# WHAT NEEDS TO BE DONE
The entries below are to be returned exactly. Include all of them.

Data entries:

'''

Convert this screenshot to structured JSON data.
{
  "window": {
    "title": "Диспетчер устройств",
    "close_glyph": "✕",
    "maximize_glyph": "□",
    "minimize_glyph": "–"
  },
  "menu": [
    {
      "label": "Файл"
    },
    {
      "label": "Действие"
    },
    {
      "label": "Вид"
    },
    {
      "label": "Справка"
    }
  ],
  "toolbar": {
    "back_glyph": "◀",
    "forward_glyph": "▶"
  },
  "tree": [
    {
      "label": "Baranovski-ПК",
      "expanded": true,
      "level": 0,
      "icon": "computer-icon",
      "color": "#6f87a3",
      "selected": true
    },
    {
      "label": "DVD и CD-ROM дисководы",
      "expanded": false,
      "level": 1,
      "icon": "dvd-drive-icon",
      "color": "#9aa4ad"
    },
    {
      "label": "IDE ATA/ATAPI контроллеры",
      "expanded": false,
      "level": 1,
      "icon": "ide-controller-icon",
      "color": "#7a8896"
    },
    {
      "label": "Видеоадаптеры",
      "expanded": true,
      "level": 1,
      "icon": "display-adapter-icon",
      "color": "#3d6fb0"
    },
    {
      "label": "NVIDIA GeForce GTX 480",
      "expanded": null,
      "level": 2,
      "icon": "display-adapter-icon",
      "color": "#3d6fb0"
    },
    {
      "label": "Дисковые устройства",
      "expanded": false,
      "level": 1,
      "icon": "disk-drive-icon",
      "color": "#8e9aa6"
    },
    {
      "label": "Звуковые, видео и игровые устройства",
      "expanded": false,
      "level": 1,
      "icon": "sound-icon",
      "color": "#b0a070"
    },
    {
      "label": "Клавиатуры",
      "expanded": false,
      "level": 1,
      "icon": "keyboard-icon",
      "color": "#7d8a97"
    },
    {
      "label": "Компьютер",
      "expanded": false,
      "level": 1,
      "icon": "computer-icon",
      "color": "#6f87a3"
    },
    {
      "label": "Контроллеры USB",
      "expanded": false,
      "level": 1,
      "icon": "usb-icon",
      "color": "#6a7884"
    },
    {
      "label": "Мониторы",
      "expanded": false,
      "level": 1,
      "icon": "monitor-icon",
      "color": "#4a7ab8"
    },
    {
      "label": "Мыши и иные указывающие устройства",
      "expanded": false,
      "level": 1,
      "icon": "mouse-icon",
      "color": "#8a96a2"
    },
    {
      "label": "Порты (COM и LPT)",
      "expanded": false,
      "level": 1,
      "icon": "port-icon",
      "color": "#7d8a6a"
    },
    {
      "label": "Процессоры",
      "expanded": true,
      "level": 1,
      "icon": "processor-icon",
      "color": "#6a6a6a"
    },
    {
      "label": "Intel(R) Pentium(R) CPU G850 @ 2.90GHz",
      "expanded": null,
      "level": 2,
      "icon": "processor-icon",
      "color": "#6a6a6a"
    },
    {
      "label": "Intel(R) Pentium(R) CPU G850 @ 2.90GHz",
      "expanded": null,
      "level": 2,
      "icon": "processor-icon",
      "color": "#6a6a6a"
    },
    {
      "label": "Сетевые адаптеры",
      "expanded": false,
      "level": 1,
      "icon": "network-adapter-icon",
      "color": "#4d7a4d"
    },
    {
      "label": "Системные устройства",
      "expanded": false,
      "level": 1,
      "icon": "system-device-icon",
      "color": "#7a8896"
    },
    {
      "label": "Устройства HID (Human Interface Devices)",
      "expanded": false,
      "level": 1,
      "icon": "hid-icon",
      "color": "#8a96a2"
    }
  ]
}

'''

# TASK OUTPUT
Convert this screenshot to structured JSON data.
{
  "window": {
    "title": "Диспетчер устройств",
    "close_glyph": "✕",
    "maximize_glyph": "□",
    "minimize_glyph": "–"
  },
  "menu": [
    {
      "label": "Файл"
    },
    {
      "label": "Действие"
    },
    {
      "label": "Вид"
    },
    {
      "label": "Справка"
    }
  ],
  "toolbar": {
    "back_glyph": "◀",
    "forward_glyph": "▶"
  },
  "tree": [
    {
      "label": "Baranovski-ПК",
      "expanded": true,
      "level": 0,
      "icon": "computer-icon",
      "color": "#6f87a3",
      "selected": true
    },
    {
      "label": "DVD и CD-ROM дисководы",
      "expanded": false,
      "level": 1,
      "icon": "dvd-drive-icon",
      "color": "#9aa4ad"
    },
    {
      "label": "IDE ATA/ATAPI контроллеры",
      "expanded": false,
      "level": 1,
      "icon": "ide-controller-icon",
      "color": "#7a8896"
    },
    {
      "label": "Видеоадаптеры",
      "expanded": true,
      "level": 1,
      "icon": "display-adapter-icon",
      "color": "#3d6fb0"
    },
    {
      "label": "NVIDIA GeForce GTX 480",
      "expanded": null,
      "level": 2,
      "icon": "display-adapter-icon",
      "color": "#3d6fb0"
    },
    {
      "label": "Дисковые устройства",
      "expanded": false,
      "level": 1,
      "icon": "disk-drive-icon",
      "color": "#8e9aa6"
    },
    {
      "label": "Звуковые, видео и игровые устройства",
      "expanded": false,
      "level": 1,
      "icon": "sound-icon",
      "color": "#b0a070"
    },
    {
      "label": "Клавиатуры",
      "expanded": false,
      "level": 1,
      "icon": "keyboard-icon",
      "color": "#7d8a97"
    },
    {
      "label": "Компьютер",
      "expanded": false,
      "level": 1,
      "icon": "computer-icon",
      "color": "#6f87a3"
    },
    {
      "label": "Контроллеры USB",
      "expanded": false,
      "level": 1,
      "icon": "usb-icon",
      "color": "#6a7884"
    },
    {
      "label": "Мониторы",
      "expanded": false,
      "level": 1,
      "icon": "monitor-icon",
      "color": "#4a7ab8"
    },
    {
      "label": "Мыши и иные указывающие устройства",
      "expanded": false,
      "level": 1,
      "icon": "mouse-icon",
      "color": "#8a96a2"
    },
    {
      "label": "Порты (COM и LPT)",
      "expanded": false,
      "level": 1,
      "icon": "port-icon",
      "color": "#7d8a6a"
    },
    {
      "label": "Процессоры",
      "expanded": true,
      "level": 1,
      "icon": "processor-icon",
      "color": "#6a6a6a"
    },
    {
      "label": "Intel(R) Pentium(R) CPU G850 @ 2.90GHz",
      "expanded": null,
      "level": 2,
      "icon": "processor-icon",
      "color": "#6a6a6a"
    },
    {
      "label": "Intel(R) Pentium(R) CPU G850 @ 2.90GHz",
      "expanded": null,
      "level": 2,
      "icon": "processor-icon",
      "color": "#6a6a6a"
    },
    {
      "label": "Сетевые адаптеры",
      "expanded": false,
      "level": 1,
      "icon": "network-adapter-icon",
      "color": "#4d7a4d"
    },
    {
      "label": "Системные устройства",
      "expanded": false,
      "level": 1,
      "icon": "system-device-icon",
      "color": "#7a8896"
    },
    {
      "label": "Устройства HID (Human Interface Devices)",
      "expanded": false,
      "level": 1,
      "icon": "hid-icon",
      "color": "#8a96a2"
    }
  ]
}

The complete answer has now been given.